Substation: the heart of the wind farm

DanTysk Offshore Substation (Source: Strukton)

A central element of the DanTysk wind farm is the 155/33-kilovolt offshore substation. It forms the gateway for the onward transport of energy to the mainland via submarine cables. This is where the electricity generated by the whole wind farm is converted from 33 kilovolts into 155 kilovolts before it is transferred to a converter station. Here the energy is converted from AC to DC voltage to ensure the electricity is transferred with as little loss as possible.

The latest technology in German high seas

The joint venture Strukton/Hollandia began construction work on the wind farm's substation in the Netherlands in spring 2012. In summer 2013 the unit will be transported by ship to its permanent site, 70 kilometres off the island of Sylt, where it will be anchored to the sea floor. The water at this site reaches a depth of 26 metres.

Sturdy construction to protect against the elements

The substation will be built based on the so-called jacket/topside design. The jacket is the foundation and forms a steel construction which stands roughly 45 metres tall. This structure will be installed on the bed of the North Sea, its foundation pile supporting the topside where all the technological equipment is housed. This closed design means that the substation, which reaches an overall height of 75 metres, is well protected against the adverse weather conditions on the North Sea. The structure will contain a total of three decks and, due to its isolated location, a helicopter landing pad and a petrol refill station.

Dual assurance

The offshore substation is characterised by its dual set of transformers. Both of the main transformers are so large in size that one unit alone could transfer the entire energy generated by the wind farm should the other fail.
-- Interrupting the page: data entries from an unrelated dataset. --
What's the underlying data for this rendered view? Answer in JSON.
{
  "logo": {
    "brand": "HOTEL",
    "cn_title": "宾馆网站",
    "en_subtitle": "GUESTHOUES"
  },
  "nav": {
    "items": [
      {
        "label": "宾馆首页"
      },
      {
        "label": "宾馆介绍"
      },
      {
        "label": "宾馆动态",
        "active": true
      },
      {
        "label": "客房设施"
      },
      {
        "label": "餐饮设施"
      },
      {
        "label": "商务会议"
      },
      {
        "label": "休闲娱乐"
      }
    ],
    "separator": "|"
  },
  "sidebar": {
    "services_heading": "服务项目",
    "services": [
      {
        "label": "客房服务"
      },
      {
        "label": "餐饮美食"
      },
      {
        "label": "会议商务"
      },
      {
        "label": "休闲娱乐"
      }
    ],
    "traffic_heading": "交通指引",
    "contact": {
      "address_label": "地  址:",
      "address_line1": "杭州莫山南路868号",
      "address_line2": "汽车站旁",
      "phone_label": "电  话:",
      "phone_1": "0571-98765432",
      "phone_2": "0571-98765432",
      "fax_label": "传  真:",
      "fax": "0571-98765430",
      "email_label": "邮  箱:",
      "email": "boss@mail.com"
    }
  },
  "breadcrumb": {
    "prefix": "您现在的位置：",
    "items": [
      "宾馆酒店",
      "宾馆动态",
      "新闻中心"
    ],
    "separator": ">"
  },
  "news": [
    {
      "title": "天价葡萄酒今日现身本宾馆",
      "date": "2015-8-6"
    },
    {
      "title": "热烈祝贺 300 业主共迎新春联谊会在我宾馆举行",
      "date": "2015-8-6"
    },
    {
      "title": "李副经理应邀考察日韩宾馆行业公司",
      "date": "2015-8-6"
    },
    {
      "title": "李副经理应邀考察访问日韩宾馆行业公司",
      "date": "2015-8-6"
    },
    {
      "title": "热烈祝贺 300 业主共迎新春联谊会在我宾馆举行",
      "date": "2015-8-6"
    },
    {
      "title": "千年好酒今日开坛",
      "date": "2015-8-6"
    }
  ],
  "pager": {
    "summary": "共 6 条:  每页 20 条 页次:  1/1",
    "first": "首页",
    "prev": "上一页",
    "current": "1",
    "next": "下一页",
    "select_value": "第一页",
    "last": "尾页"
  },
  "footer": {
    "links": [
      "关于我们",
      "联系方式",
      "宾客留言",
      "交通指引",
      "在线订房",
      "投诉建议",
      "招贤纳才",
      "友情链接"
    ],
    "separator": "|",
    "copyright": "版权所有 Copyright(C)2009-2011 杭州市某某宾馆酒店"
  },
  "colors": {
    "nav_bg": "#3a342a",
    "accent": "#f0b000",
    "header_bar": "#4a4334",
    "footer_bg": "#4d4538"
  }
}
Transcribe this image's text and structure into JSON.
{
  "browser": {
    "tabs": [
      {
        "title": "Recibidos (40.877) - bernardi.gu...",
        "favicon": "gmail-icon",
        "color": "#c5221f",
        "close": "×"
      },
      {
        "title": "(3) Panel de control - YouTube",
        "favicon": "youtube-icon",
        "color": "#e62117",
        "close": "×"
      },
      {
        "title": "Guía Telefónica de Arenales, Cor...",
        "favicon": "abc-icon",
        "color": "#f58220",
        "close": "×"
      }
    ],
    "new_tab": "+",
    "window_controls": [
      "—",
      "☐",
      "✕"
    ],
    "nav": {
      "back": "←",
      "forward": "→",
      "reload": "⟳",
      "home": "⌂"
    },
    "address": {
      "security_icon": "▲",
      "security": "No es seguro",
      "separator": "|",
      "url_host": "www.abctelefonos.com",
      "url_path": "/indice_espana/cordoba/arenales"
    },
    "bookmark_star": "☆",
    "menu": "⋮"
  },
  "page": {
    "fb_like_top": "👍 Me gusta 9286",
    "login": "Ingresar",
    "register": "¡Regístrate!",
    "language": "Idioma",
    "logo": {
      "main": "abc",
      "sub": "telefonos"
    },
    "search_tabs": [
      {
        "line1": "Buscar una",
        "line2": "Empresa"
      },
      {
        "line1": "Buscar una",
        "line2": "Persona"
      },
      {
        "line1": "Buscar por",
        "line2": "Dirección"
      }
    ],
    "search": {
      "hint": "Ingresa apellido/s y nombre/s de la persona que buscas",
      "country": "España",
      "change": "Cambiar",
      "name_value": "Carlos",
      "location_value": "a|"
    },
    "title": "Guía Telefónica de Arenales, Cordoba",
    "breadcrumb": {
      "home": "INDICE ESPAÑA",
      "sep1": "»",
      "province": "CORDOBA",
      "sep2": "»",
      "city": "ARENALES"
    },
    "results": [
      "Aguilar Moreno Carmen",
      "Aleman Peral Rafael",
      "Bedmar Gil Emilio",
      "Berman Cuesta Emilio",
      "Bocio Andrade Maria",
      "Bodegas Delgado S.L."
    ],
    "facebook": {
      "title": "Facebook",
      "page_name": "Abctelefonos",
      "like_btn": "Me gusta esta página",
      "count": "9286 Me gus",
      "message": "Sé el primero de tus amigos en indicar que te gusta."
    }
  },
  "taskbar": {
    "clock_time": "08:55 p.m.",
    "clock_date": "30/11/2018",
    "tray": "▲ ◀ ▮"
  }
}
This means that even if one component is faulty, the substation will still ensure that the energy generated by the farm can be transferred onto shore. The substation's topside contains control rooms and emergency generators, as well as a crane and a helicopter landing pad on the deck.